We always picked up our rental cars from Airports. You can find out in my other post on important tips for your next road trip why this is always a better idea.
1. Porto (Francisco Sá Carneiro Airport), to Aveiro – the ‘Venice’ of Portugal
2. Aveiro to Lisbon – via Peniche
3. Lisbon – to Cabo de Sao Vicente – Sagres
4. Cabo de Sao Vicente to Faro
There is so much choice when it comes to renting a car nowadays. I spent hours trying to search through rental car companies and read through so much small print. I ended up renting our car for the Portugal road trip through Booking.com website and doing a search under their ‘Rental Cars’ section. We finally booked with Avis through Booking.com since we also had several hotels booked through them.
Make sure that you read my post on 10 important tips you need for your next road trip to get some advice on what to look for when booking cars. For example, you need to be careful about insurance and how to book it so you can have a stress free experience during your road trip.
I encountered no problems whatsoever with getting the car through Booking.com and Avis. The Nissan Micra I drove for the next 850 km throughout Portugal, served us pretty well. It was fast enough and provided us with enough space for our luggage. We did have to store one of the big suitcases on the back passengers’ seat however since it would not fit in the boot, (not an issue though).
Nations Porto – Studios & Suites: check for availability and prices.
Pros: Clean and spacious rooms, (we had a studio on the 2nd floor). Fully equipped, very quiet. Polite and helpful staff. Central location and walking distance to Ribeira district, (Duro River), and Ponte Luis bridge. Good internet connection.
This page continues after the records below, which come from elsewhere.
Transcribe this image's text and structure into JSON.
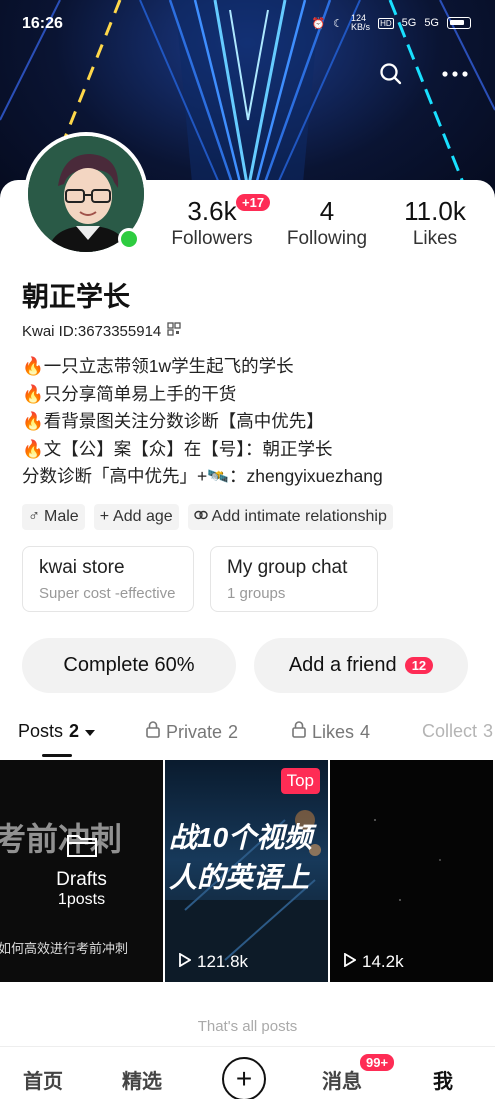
{
  "status_bar": {
    "time": "16:26",
    "speed": "124",
    "speed_unit": "KB/s",
    "net1": "5G",
    "net2": "5G"
  },
  "profile": {
    "name": "朝正学长",
    "kwai_id": "Kwai ID:3673355914",
    "bio": [
      "🔥一只立志带领1w学生起飞的学长",
      "🔥只分享简单易上手的干货",
      "🔥看背景图关注分数诊断【高中优先】",
      "🔥文【公】案【众】在【号】：朝正学长",
      "分数诊断「高中优先」+🛰️：zhengyixuezhang"
    ]
  },
  "stats": {
    "followers": {
      "value": "3.6k",
      "label": "Followers",
      "badge": "+17"
    },
    "following": {
      "value": "4",
      "label": "Following"
    },
    "likes": {
      "value": "11.0k",
      "label": "Likes"
    }
  },
  "tags": {
    "gender": "Male",
    "age": "Add age",
    "relationship": "Add intimate relationship"
  },
  "boxes": {
    "store": {
      "title": "kwai store",
      "subtitle": "Super cost -effective"
    },
    "group": {
      "title": "My group chat",
      "subtitle": "1 groups"
    }
  },
  "buttons": {
    "complete": "Complete 60%",
    "add_friend": "Add a friend",
    "add_friend_count": "12"
  },
  "tabs": {
    "posts": {
      "label": "Posts",
      "count": "2"
    },
    "private": {
      "label": "Private",
      "count": "2"
    },
    "likes": {
      "label": "Likes",
      "count": "4"
    },
    "collect": {
      "label": "Collect",
      "count": "3"
    }
  },
  "grid": {
    "cell1": {
      "bg_text": "考前冲刺",
      "drafts_label": "Drafts",
      "drafts_count": "1posts",
      "caption": "如何高效进行考前冲刺"
    },
    "cell2": {
      "line1": "战10个视频",
      "line2": "人的英语上",
      "badge": "Top",
      "views": "121.8k"
    },
    "cell3": {
      "views": "14.2k"
    }
  },
  "end_note": "That's all posts",
  "nav": {
    "home": "首页",
    "featured": "精选",
    "add": "+",
    "messages": "消息",
    "messages_badge": "99+",
    "me": "我"
  },
  "colors": {
    "accent": "#fe2c55",
    "online": "#2ecc40"
  }
}
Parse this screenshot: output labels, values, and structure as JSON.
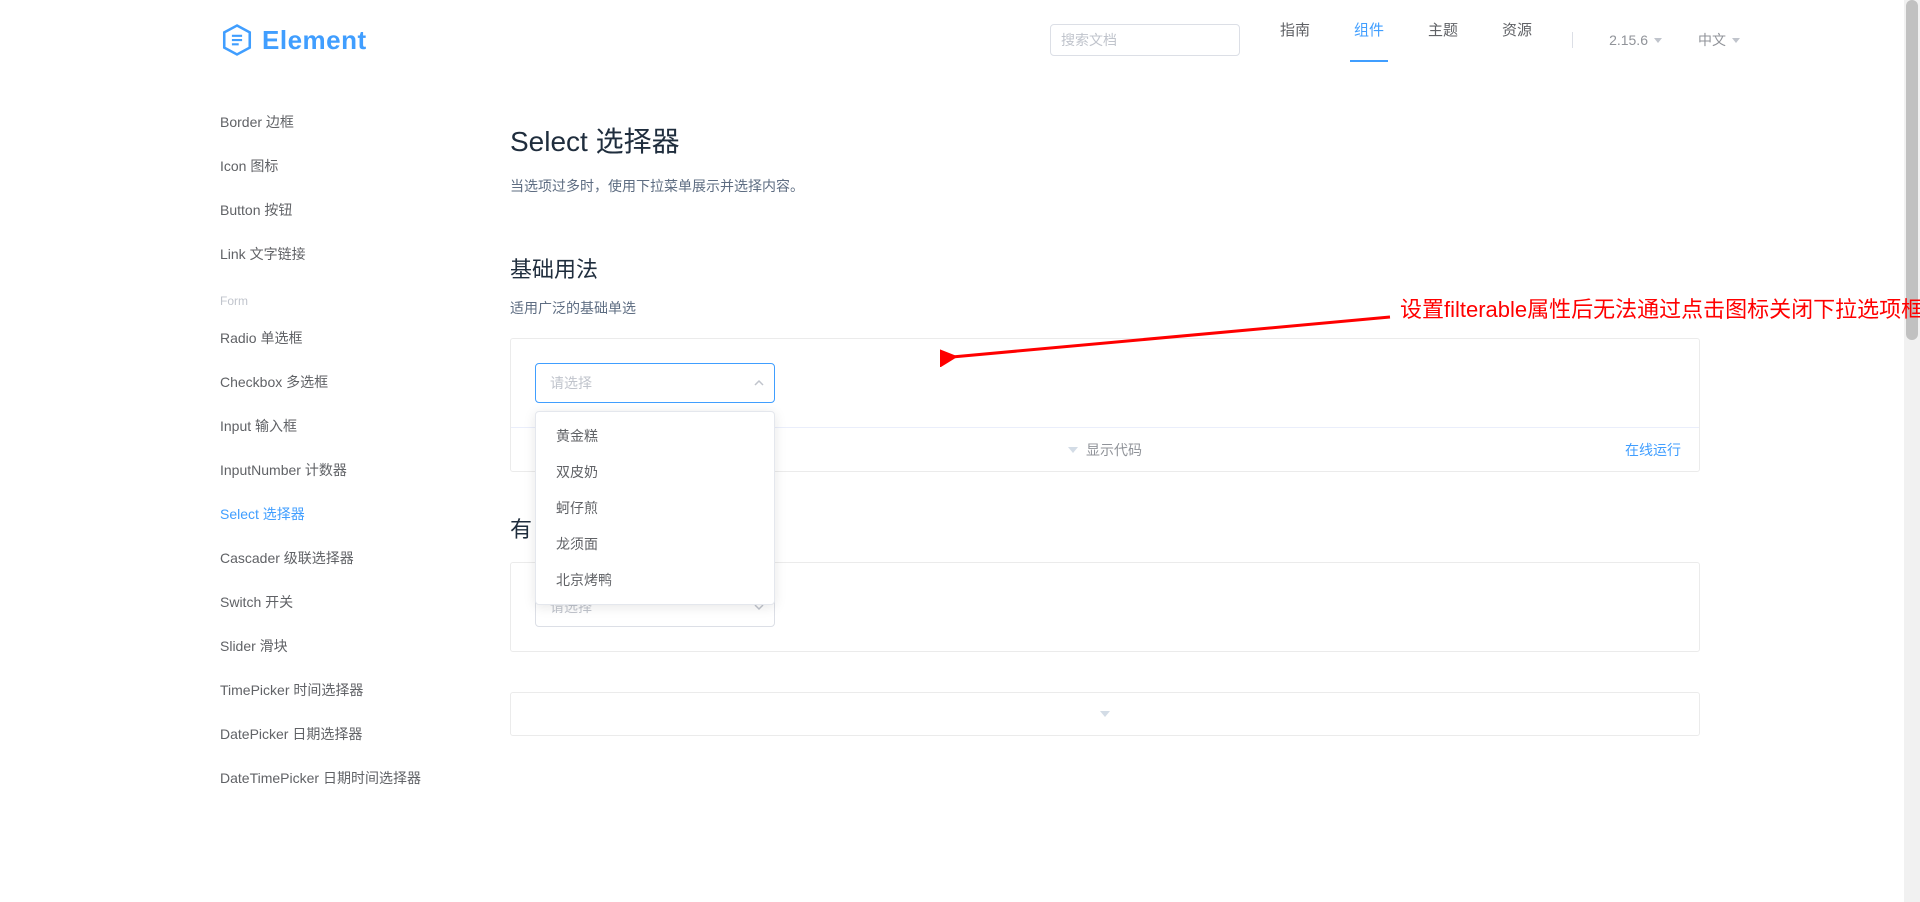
{
  "header": {
    "brand": "Element",
    "search_placeholder": "搜索文档",
    "nav": {
      "guide": "指南",
      "components": "组件",
      "theme": "主题",
      "resources": "资源",
      "active": "组件"
    },
    "version": "2.15.6",
    "language": "中文"
  },
  "sidebar": {
    "items_top": [
      "Border 边框",
      "Icon 图标",
      "Button 按钮",
      "Link 文字链接"
    ],
    "group_form": "Form",
    "items_form": [
      "Radio 单选框",
      "Checkbox 多选框",
      "Input 输入框",
      "InputNumber 计数器",
      "Select 选择器",
      "Cascader 级联选择器",
      "Switch 开关",
      "Slider 滑块",
      "TimePicker 时间选择器",
      "DatePicker 日期选择器",
      "DateTimePicker 日期时间选择器"
    ],
    "active": "Select 选择器"
  },
  "page": {
    "title": "Select 选择器",
    "desc": "当选项过多时，使用下拉菜单展示并选择内容。"
  },
  "section1": {
    "title": "基础用法",
    "desc": "适用广泛的基础单选",
    "select_placeholder": "请选择",
    "options": [
      "黄金糕",
      "双皮奶",
      "蚵仔煎",
      "龙须面",
      "北京烤鸭"
    ],
    "show_code": "显示代码",
    "run_online": "在线运行"
  },
  "section2": {
    "title_prefix": "有",
    "select_placeholder": "请选择"
  },
  "annotation": {
    "text": "设置filterable属性后无法通过点击图标关闭下拉选项框"
  }
}
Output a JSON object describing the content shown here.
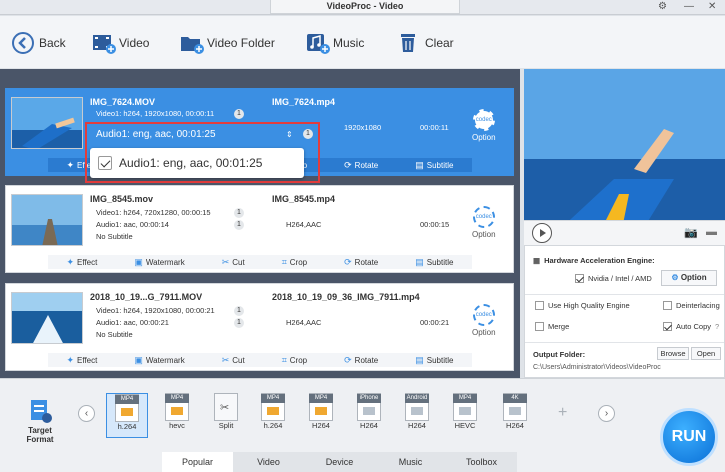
{
  "app": {
    "title": "VideoProc - Video"
  },
  "toolbar": {
    "back": "Back",
    "video": "Video",
    "video_folder": "Video Folder",
    "music": "Music",
    "clear": "Clear"
  },
  "files": [
    {
      "src_name": "IMG_7624.MOV",
      "video_info": "Video1: h264, 1920x1080, 00:00:11",
      "audio_info": "Audio1: eng, aac, 00:01:25",
      "subtitle": "",
      "video_count": "1",
      "audio_count": "1",
      "out_name": "IMG_7624.mp4",
      "out_codec": "",
      "resolution": "1920x1080",
      "duration": "00:00:11"
    },
    {
      "src_name": "IMG_8545.mov",
      "video_info": "Video1: h264, 720x1280, 00:00:15",
      "audio_info": "Audio1: aac, 00:00:14",
      "subtitle": "No Subtitle",
      "video_count": "1",
      "audio_count": "1",
      "out_name": "IMG_8545.mp4",
      "out_codec": "H264,AAC",
      "resolution": "",
      "duration": "00:00:15"
    },
    {
      "src_name": "2018_10_19...G_7911.MOV",
      "video_info": "Video1: h264, 1920x1080, 00:00:21",
      "audio_info": "Audio1: aac, 00:00:21",
      "subtitle": "No Subtitle",
      "video_count": "1",
      "audio_count": "1",
      "out_name": "2018_10_19_09_36_IMG_7911.mp4",
      "out_codec": "H264,AAC",
      "resolution": "",
      "duration": "00:00:21"
    }
  ],
  "actions": {
    "effect": "Effect",
    "watermark": "Watermark",
    "cut": "Cut",
    "crop": "Crop",
    "rotate": "Rotate",
    "subtitle": "Subtitle"
  },
  "option_label": "Option",
  "popup": {
    "item": "Audio1: eng, aac, 00:01:25",
    "checked": true
  },
  "settings": {
    "hw_title": "Hardware Acceleration Engine:",
    "hw_value": "Nvidia / Intel / AMD",
    "hw_option": "Option",
    "high_quality": "Use High Quality Engine",
    "deinterlacing": "Deinterlacing",
    "merge": "Merge",
    "auto_copy": "Auto Copy",
    "output_folder_label": "Output Folder:",
    "browse": "Browse",
    "open": "Open",
    "output_path": "C:\\Users\\Administrator\\Videos\\VideoProc"
  },
  "target_format_label": "Target Format",
  "formats": [
    {
      "tag": "MP4",
      "label": "h.264",
      "active": true
    },
    {
      "tag": "MP4",
      "label": "hevc"
    },
    {
      "tag": "",
      "label": "Split"
    },
    {
      "tag": "MP4",
      "label": "h.264"
    },
    {
      "tag": "MP4",
      "label": "H264"
    },
    {
      "tag": "iPhone",
      "label": "H264"
    },
    {
      "tag": "Android",
      "label": "H264"
    },
    {
      "tag": "MP4",
      "label": "HEVC"
    },
    {
      "tag": "4K",
      "label": "H264"
    }
  ],
  "tabs": [
    "Popular",
    "Video",
    "Device",
    "Music",
    "Toolbox"
  ],
  "run": "RUN",
  "colors": {
    "accent": "#3b8fe3",
    "highlight": "#e23c3c"
  }
}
Cons: you had to climb up-hill to access the property, so don’t walk to it with your luggage, (not a big deal otherwise). If you choose to pay the supplement for breakfast, you need to walk to a nearby cafe every morning. It was full of character though and fun to observe the locals gathering there.
Click here to see a list of all hotels in Porto.
OC Salon Charm Hostel & Suites: check here for availability and prices.
Pros: don’t let the ‘Hostel’ bit fool you! Everyone raved about this establishment -and rightly so! Elegant and sparkling clean, spacious. Great breakfast included. Charming staff and lady owner. Good location within walking distance of everywhere.
Cons: I have to try really hard! No, none really!
Click here to see a list of all hotels in Aveiro.
Dom João Residencial: check here for availability and prices.
Pros: Nicely equipped rooms with balconies. Location was not bad. Breakfast room was the highlight of this hotel for me. Loved the conservatory extension for breakfast, which was equally good with many choices.
Cons: The front of the building looked a little on the shady side. Parking was across the street for a fee, but secure. The staff could have been more friendly and used a more personal approach. Not a deal breaker though – I would go again.
Click here to see a list of all hotels in Lisbon.
Aqua Ria Boutique Hotel: check here for availability and prices.
Pros: Nice hotel on a quiet pedestrian street just a breath away from the small marina in Faro. Spacious rooms very well equipped. Great bathroom and shower. Staff at reception were nice and friendly – good breakfast.
Cons: It was hard to locate the hotel even by GPS. We arrived there in the evening and made several circles around the pedestrian street. I had to ask locals and walk to it in order to locate it. Parking was an issue as I had to park several blocks over. It was free parking but not very clear and staff did not explain this clearly. I would still go for another visit though.
Click here to see a list of all hotels in Faro.